“Telephoned Secy Gates to say he had gotten a note from the President asking whether our position has been made pretty clear publicly on Guantanamo. Gates said he did not think it had been stated publicly other than his remarks last week in Miami and a statement which Admiral Burke had made in US News and World Report but this did not receive too much notice. Mr. Gates said he made his statement categoric in a TV press interview in Miami but it had not received too wide press coverage outside of Florida. Gates said he had also said in New York in answer to a question in a closed meeting with some 100 bankers that we will defend Guantanamo and if it involves an extension of the problem we have plans to handle that also, and Mr. Gates said this had brought forth rousing applause. After further discussion, and agreement that our position on Guantanamo has not been made very clear publicly and that there is an absolutely extraordinary interest in Cuba on the part of the American people now, it was agreed it would do no harm to have the President make our position publicly clear.

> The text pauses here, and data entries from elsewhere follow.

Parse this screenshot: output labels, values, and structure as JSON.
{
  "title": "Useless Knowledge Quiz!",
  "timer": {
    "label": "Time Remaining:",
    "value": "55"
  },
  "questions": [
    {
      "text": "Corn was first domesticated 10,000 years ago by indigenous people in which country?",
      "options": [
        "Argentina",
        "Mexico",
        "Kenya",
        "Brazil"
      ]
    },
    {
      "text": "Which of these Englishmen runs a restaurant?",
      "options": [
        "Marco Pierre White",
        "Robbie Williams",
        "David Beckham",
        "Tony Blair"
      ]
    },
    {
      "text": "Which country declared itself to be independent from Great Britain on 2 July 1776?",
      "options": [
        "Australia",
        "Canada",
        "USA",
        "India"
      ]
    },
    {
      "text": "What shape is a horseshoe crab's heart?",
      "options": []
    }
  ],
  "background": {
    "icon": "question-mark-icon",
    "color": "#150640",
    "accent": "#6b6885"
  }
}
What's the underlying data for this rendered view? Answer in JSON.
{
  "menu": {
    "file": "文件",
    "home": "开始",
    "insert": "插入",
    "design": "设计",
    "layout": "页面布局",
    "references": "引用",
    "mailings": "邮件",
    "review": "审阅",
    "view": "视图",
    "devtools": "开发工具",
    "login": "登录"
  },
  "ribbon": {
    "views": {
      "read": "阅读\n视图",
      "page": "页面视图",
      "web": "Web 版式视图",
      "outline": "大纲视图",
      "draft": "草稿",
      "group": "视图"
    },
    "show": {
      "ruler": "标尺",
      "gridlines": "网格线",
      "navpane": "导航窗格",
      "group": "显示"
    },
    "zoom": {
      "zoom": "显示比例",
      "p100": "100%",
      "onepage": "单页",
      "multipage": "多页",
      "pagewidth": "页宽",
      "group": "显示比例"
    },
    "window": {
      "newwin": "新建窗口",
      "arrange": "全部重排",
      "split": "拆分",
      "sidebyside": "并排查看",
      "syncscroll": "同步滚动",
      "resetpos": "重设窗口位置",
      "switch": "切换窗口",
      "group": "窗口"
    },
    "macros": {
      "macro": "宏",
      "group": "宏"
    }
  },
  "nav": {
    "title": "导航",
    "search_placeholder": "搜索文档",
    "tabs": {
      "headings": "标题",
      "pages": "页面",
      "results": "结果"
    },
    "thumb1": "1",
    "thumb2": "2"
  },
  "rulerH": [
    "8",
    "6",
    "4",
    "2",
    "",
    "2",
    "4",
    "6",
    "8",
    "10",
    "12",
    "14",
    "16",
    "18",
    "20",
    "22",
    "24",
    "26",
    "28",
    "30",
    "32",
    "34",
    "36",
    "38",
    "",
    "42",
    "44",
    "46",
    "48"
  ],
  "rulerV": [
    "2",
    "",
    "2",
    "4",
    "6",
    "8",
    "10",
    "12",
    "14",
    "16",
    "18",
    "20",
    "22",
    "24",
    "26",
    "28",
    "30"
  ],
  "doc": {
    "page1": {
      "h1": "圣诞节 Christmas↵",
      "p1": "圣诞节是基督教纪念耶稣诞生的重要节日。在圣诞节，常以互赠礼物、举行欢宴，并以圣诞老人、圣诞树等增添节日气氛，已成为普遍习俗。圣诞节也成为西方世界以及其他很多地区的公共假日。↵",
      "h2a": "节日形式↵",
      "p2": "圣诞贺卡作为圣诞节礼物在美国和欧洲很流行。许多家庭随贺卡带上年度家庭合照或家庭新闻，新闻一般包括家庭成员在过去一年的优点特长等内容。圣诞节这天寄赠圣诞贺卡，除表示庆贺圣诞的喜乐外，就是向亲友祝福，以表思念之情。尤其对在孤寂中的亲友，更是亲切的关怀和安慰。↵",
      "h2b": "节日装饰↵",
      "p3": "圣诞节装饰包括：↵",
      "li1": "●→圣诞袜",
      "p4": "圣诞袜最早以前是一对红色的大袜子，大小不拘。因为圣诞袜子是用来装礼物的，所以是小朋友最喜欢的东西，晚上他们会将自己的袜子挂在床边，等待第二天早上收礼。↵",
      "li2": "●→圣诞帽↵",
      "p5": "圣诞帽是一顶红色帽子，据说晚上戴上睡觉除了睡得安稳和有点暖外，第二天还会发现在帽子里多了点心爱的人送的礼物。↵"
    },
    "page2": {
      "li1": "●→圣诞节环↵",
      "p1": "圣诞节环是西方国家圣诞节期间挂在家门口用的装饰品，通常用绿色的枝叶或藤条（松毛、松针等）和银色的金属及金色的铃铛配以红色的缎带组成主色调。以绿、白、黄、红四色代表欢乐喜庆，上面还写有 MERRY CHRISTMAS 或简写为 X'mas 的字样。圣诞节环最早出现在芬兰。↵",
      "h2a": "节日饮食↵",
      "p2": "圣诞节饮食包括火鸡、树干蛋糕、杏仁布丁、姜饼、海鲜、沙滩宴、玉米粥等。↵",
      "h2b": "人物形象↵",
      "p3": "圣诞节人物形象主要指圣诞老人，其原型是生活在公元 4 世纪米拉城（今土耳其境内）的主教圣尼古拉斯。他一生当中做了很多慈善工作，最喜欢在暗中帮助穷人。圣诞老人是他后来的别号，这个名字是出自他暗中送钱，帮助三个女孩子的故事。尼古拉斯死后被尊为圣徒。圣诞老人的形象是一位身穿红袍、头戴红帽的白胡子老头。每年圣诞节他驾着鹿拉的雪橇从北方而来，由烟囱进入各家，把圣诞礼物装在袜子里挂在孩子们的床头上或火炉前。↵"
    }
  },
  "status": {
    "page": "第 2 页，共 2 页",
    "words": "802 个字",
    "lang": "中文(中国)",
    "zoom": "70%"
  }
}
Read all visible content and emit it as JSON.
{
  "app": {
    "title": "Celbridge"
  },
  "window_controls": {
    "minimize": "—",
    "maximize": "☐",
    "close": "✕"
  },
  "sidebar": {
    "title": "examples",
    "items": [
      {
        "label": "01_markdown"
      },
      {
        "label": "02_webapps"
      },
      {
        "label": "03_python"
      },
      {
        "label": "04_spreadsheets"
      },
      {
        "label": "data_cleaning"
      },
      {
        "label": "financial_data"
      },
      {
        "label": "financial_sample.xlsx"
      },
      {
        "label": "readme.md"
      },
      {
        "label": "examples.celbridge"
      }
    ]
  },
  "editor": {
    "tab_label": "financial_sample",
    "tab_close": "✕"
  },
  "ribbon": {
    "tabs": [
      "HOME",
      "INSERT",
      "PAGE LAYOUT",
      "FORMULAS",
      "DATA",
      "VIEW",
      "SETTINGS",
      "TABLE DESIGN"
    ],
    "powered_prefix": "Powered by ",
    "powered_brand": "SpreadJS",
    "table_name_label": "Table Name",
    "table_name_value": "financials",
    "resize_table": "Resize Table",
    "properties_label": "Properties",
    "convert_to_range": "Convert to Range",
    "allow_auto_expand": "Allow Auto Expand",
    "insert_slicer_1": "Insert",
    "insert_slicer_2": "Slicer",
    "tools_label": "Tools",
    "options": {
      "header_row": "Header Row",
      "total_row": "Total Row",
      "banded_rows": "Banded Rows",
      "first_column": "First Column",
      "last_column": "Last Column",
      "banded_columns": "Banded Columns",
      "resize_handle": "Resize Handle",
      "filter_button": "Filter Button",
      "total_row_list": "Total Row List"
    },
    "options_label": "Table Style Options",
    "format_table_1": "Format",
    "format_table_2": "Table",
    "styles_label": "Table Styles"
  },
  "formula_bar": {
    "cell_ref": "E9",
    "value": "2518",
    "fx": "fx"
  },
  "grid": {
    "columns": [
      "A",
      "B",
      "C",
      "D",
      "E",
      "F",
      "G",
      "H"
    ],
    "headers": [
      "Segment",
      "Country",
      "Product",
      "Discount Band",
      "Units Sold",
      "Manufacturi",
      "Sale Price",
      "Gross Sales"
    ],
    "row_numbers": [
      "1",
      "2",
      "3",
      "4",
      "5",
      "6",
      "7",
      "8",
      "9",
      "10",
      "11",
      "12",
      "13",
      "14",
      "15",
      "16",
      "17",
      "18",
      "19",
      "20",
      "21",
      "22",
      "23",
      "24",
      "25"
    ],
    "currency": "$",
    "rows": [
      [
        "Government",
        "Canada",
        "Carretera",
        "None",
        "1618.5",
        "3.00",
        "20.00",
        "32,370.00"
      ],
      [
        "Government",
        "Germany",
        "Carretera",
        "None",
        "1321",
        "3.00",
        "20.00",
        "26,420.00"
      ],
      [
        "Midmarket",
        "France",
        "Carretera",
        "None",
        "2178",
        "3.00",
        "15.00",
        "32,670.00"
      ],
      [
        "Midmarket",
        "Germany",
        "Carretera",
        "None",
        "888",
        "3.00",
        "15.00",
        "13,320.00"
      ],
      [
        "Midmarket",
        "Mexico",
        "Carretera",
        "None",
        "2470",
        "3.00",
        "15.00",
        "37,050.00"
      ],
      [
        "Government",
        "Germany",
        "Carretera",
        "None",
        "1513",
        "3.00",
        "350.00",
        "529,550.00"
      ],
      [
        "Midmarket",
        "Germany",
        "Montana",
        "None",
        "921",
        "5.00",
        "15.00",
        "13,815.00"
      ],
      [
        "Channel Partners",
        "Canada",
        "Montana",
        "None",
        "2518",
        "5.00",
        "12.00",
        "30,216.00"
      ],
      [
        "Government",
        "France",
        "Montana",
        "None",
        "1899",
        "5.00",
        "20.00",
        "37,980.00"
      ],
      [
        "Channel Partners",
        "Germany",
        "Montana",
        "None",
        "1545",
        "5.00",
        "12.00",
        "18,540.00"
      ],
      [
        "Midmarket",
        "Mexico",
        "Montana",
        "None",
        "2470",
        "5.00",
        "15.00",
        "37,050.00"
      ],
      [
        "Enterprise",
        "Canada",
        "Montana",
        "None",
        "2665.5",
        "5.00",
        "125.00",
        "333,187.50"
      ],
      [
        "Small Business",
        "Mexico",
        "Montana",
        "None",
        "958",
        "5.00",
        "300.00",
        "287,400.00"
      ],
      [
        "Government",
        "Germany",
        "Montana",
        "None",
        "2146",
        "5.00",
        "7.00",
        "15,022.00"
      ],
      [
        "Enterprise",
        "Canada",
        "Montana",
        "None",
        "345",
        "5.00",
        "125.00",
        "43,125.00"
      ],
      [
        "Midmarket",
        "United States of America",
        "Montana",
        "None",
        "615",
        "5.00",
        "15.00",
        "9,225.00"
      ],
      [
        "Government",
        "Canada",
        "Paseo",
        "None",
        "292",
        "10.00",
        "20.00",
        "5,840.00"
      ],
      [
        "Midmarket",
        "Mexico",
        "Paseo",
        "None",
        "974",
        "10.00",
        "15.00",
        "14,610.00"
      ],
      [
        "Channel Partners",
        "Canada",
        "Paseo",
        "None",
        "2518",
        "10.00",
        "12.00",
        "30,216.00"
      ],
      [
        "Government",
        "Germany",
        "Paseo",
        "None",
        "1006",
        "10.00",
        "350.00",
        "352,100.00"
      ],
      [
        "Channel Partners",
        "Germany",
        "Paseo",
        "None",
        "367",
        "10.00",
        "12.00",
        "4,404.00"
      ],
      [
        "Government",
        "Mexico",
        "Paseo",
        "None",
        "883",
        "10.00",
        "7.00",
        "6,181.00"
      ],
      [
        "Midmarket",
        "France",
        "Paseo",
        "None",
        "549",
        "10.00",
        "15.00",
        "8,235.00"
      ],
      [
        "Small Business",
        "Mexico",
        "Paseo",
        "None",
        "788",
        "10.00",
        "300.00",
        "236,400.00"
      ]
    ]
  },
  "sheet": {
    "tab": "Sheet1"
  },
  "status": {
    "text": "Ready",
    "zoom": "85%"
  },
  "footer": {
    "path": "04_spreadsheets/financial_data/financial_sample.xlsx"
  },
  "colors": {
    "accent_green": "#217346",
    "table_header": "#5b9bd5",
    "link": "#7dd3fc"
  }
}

In the course of a general discussion in which the Secretary reported briefly on the legal study being made with regard to our Treaty dealing with Guantanamo in which in return for base rights in Cuba we turned over to them the Isle of Pines; Mr. Gates’ illustration of the intense interest in this subject as evidenced by some of the questions he had been asked such as whether articles 15 and 16 in the OAS treaty contradict the Monroe Doctrine, [sic] In the course of the conversation Mr. Gates referred to the fact that his people wanted him to write either the Secretary or the President a letter because the Secretary’s reply to Gates letter had sort of hedged a little with reference to Gates statement in his letter about instructing the JCS. The Secretary said he thought his reply to Gates indicated agreement subject only to approval by the President. Mr. Gates said he quite agreed and had no intention of writing the letter his people wanted him to write.”

At 10:55 that morning, Herter telephoned Goodpaster to say that it would be worthwhile for the President to issue a public clarification of U.S. policy on Guantanamo because “it was good to put the Cubans on notice.” Herter said he would send Goodpaster a suggested statement for the President’s consideration. At 2:50 p.m. on October 28, Goodpaster called Herter to report the President’s agreement that he should say something on Guantanamo. Although he could not fit it into a speech he was planning to give that evening, the President [Page 1110]thought he could say something very soon. Memoranda of all three conversations are in Eisenhower Library, Herter Papers, Telephone Conversations. Gates’ remarks in Miami and in New York have not been further identified. Burke’s statement that if the Cubans tried to take Guantanamo by force “we would fight back” was in U.S. News and World Report, October 3, 1960.

In a memorandum of October 29 to the President, Herter reviewed some of the recent public remarks by U.S. officials regarding Guantanamo and enclosed suggested remarks for the President to make on Guantanamo at a time he deemed appropriate. (Department of State, Rubottom–Mann Files: Lot 62 D 418, Cuba (Oct–Dec) 1960)

These remarks were amended slightly and released to the public by the White House on November 1. The text of the Presidential statement is in Department of State Bulletin, November 21, 1960, page 780.